**The task:** Please copy the records below word for word, leaving out the pictures.

....................

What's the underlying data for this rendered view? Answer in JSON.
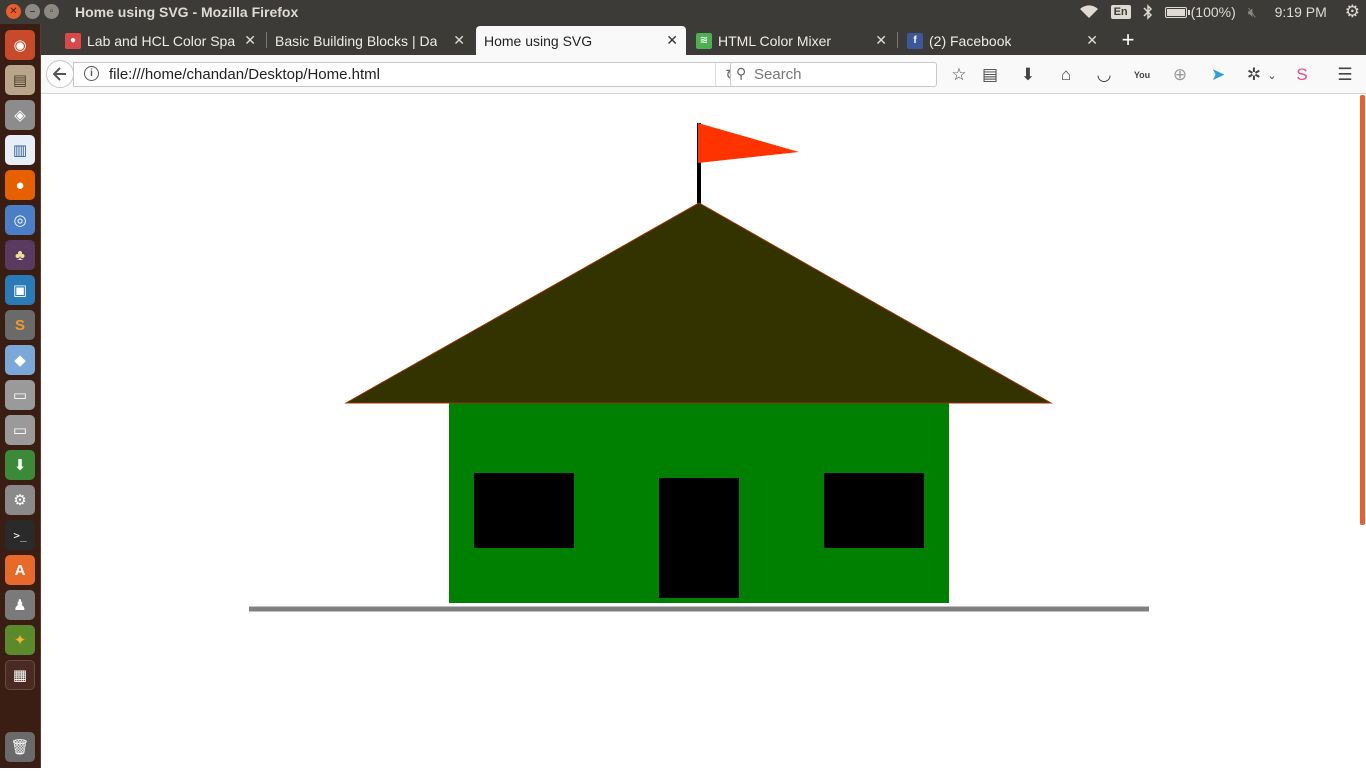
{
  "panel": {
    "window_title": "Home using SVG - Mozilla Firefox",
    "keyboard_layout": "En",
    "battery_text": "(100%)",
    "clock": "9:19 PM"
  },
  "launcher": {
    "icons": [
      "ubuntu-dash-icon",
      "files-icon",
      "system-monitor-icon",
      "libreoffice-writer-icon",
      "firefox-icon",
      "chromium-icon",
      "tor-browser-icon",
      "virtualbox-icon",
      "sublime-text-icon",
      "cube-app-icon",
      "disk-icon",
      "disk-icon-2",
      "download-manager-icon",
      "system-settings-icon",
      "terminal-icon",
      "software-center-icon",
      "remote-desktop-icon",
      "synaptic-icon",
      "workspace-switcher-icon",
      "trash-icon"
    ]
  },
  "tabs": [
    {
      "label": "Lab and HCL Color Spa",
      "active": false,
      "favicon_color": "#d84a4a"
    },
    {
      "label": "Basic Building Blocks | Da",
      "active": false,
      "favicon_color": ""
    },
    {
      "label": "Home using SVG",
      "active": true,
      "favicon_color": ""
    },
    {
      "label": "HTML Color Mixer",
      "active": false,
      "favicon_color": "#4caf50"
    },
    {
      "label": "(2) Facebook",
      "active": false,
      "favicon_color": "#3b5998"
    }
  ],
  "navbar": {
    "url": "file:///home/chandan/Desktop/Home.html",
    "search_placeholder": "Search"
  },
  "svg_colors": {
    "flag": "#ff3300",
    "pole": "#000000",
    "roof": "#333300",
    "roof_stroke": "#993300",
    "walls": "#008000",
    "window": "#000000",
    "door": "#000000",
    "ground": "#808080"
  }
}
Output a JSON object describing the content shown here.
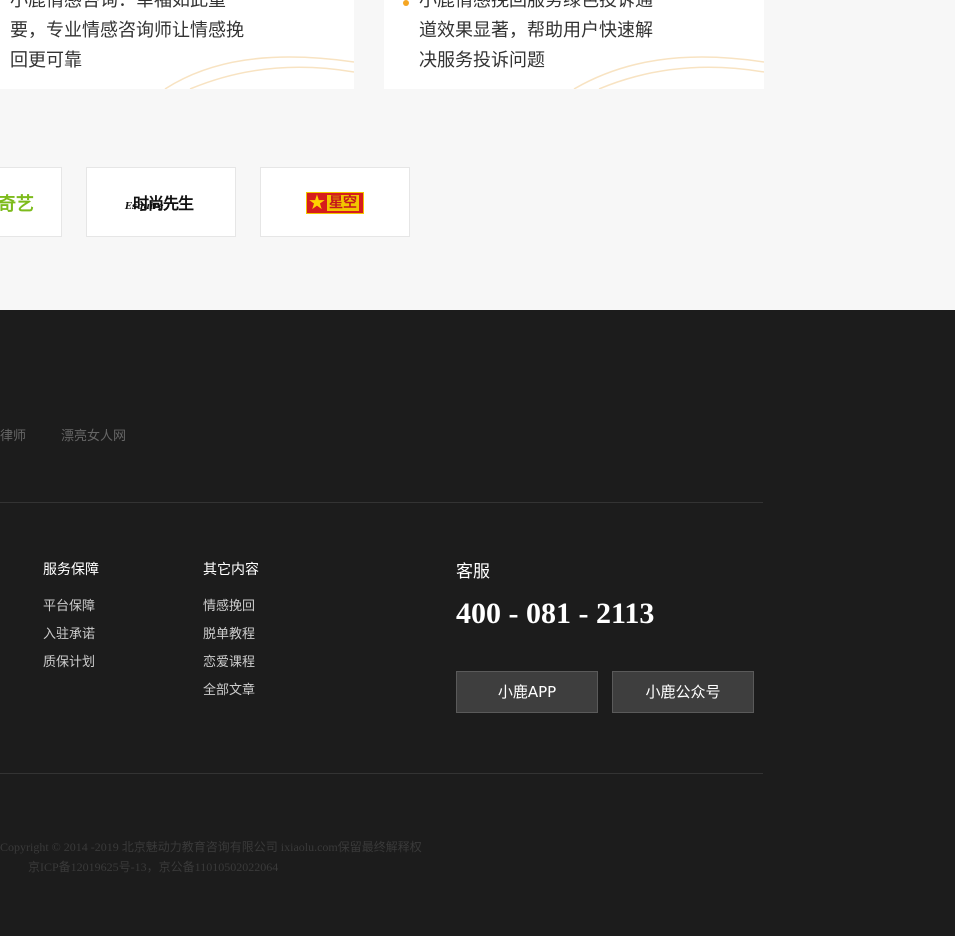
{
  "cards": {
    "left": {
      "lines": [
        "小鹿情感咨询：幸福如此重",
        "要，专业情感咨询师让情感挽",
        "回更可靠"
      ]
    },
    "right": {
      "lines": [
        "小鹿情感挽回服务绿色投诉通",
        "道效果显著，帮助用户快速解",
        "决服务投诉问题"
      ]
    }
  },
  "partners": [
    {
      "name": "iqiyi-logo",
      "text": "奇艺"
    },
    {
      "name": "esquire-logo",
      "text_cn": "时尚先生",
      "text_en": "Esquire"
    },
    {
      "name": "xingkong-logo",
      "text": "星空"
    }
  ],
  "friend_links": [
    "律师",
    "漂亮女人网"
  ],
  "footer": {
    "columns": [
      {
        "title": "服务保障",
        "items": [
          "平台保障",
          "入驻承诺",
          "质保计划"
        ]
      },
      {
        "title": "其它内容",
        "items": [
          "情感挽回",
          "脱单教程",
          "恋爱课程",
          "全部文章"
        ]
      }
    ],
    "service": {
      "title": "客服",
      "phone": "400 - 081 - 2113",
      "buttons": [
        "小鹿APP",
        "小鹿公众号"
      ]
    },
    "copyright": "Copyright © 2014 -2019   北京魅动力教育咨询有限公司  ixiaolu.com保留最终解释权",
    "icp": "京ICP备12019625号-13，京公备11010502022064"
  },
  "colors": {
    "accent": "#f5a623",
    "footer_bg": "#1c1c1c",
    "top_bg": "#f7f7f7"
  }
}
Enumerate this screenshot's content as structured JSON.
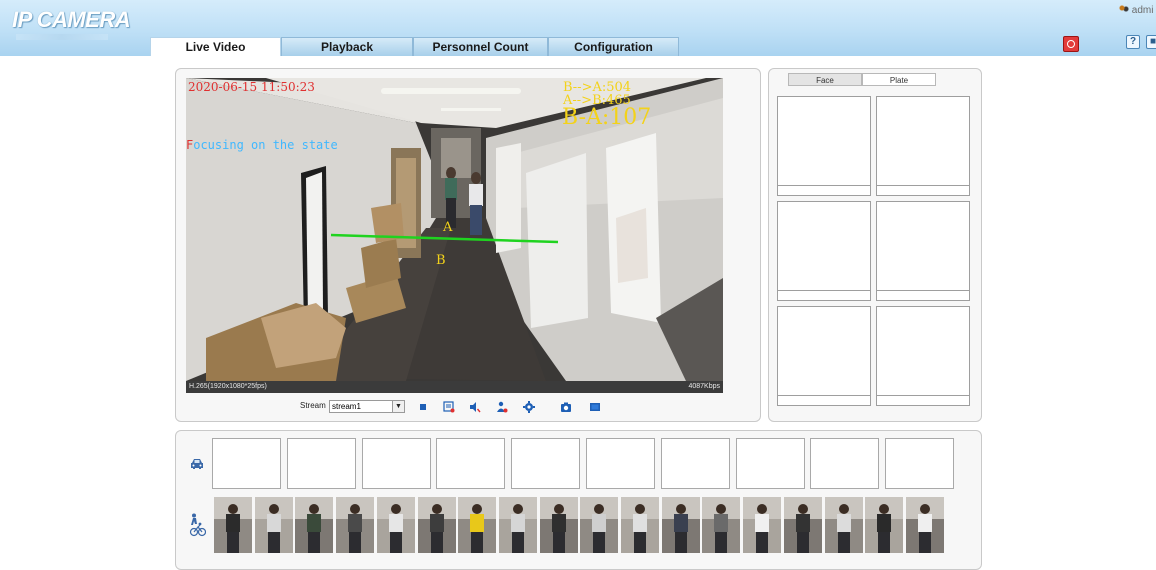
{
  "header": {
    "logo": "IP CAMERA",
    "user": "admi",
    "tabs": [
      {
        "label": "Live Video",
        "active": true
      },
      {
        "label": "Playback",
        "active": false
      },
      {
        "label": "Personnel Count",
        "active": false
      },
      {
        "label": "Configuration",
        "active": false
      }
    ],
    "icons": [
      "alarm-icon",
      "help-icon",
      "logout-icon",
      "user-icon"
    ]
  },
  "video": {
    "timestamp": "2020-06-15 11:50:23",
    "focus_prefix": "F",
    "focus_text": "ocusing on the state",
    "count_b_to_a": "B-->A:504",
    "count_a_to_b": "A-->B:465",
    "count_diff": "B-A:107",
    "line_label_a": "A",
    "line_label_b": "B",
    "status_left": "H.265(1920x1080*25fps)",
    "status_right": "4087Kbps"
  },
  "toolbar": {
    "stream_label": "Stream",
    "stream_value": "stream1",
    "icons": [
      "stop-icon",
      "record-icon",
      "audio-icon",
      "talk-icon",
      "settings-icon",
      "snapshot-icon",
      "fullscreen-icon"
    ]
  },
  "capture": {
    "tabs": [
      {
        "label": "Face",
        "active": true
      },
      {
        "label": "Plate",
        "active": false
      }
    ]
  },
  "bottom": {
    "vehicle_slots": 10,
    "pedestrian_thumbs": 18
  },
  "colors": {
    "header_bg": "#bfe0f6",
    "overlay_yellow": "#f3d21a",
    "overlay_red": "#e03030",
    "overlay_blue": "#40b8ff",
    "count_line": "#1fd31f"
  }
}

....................

**Solution:**
What's the underlying data for this rendered view? Answer in JSON.
{
  "panel": {
    "window_title": "Home using SVG - Mozilla Firefox",
    "keyboard_layout": "En",
    "battery_text": "(100%)",
    "clock": "9:19 PM"
  },
  "launcher": {
    "icons": [
      "ubuntu-dash-icon",
      "files-icon",
      "system-monitor-icon",
      "libreoffice-writer-icon",
      "firefox-icon",
      "chromium-icon",
      "tor-browser-icon",
      "virtualbox-icon",
      "sublime-text-icon",
      "cube-app-icon",
      "disk-icon",
      "disk-icon-2",
      "download-manager-icon",
      "system-settings-icon",
      "terminal-icon",
      "software-center-icon",
      "remote-desktop-icon",
      "synaptic-icon",
      "workspace-switcher-icon",
      "trash-icon"
    ]
  },
  "tabs": [
    {
      "label": "Lab and HCL Color Spa",
      "active": false,
      "favicon_color": "#d84a4a"
    },
    {
      "label": "Basic Building Blocks | Da",
      "active": false,
      "favicon_color": ""
    },
    {
      "label": "Home using SVG",
      "active": true,
      "favicon_color": ""
    },
    {
      "label": "HTML Color Mixer",
      "active": false,
      "favicon_color": "#4caf50"
    },
    {
      "label": "(2) Facebook",
      "active": false,
      "favicon_color": "#3b5998"
    }
  ],
  "navbar": {
    "url": "file:///home/chandan/Desktop/Home.html",
    "search_placeholder": "Search"
  },
  "svg_colors": {
    "flag": "#ff3300",
    "pole": "#000000",
    "roof": "#333300",
    "roof_stroke": "#993300",
    "walls": "#008000",
    "window": "#000000",
    "door": "#000000",
    "ground": "#808080"
  }
}
Output a JSON object describing the content shown here.
{
  "cards": {
    "left": {
      "lines": [
        "小鹿情感咨询：幸福如此重",
        "要，专业情感咨询师让情感挽",
        "回更可靠"
      ]
    },
    "right": {
      "lines": [
        "小鹿情感挽回服务绿色投诉通",
        "道效果显著，帮助用户快速解",
        "决服务投诉问题"
      ]
    }
  },
  "partners": [
    {
      "name": "iqiyi-logo",
      "text": "奇艺"
    },
    {
      "name": "esquire-logo",
      "text_cn": "时尚先生",
      "text_en": "Esquire"
    },
    {
      "name": "xingkong-logo",
      "text": "星空"
    }
  ],
  "friend_links": [
    "律师",
    "漂亮女人网"
  ],
  "footer": {
    "columns": [
      {
        "title": "服务保障",
        "items": [
          "平台保障",
          "入驻承诺",
          "质保计划"
        ]
      },
      {
        "title": "其它内容",
        "items": [
          "情感挽回",
          "脱单教程",
          "恋爱课程",
          "全部文章"
        ]
      }
    ],
    "service": {
      "title": "客服",
      "phone": "400 - 081 - 2113",
      "buttons": [
        "小鹿APP",
        "小鹿公众号"
      ]
    },
    "copyright": "Copyright © 2014 -2019   北京魅动力教育咨询有限公司  ixiaolu.com保留最终解释权",
    "icp": "京ICP备12019625号-13，京公备11010502022064"
  },
  "colors": {
    "accent": "#f5a623",
    "footer_bg": "#1c1c1c",
    "top_bg": "#f7f7f7"
  }
}
Enumerate this screenshot's content as structured JSON.
{
  "header": {
    "logo": "IP CAMERA",
    "user": "admi",
    "tabs": [
      {
        "label": "Live Video",
        "active": true
      },
      {
        "label": "Playback",
        "active": false
      },
      {
        "label": "Personnel Count",
        "active": false
      },
      {
        "label": "Configuration",
        "active": false
      }
    ],
    "icons": [
      "alarm-icon",
      "help-icon",
      "logout-icon",
      "user-icon"
    ]
  },
  "video": {
    "timestamp": "2020-06-15 11:50:23",
    "focus_prefix": "F",
    "focus_text": "ocusing on the state",
    "count_b_to_a": "B-->A:504",
    "count_a_to_b": "A-->B:465",
    "count_diff": "B-A:107",
    "line_label_a": "A",
    "line_label_b": "B",
    "status_left": "H.265(1920x1080*25fps)",
    "status_right": "4087Kbps"
  },
  "toolbar": {
    "stream_label": "Stream",
    "stream_value": "stream1",
    "icons": [
      "stop-icon",
      "record-icon",
      "audio-icon",
      "talk-icon",
      "settings-icon",
      "snapshot-icon",
      "fullscreen-icon"
    ]
  },
  "capture": {
    "tabs": [
      {
        "label": "Face",
        "active": true
      },
      {
        "label": "Plate",
        "active": false
      }
    ]
  },
  "bottom": {
    "vehicle_slots": 10,
    "pedestrian_thumbs": 18
  },
  "colors": {
    "header_bg": "#bfe0f6",
    "overlay_yellow": "#f3d21a",
    "overlay_red": "#e03030",
    "overlay_blue": "#40b8ff",
    "count_line": "#1fd31f"
  }
}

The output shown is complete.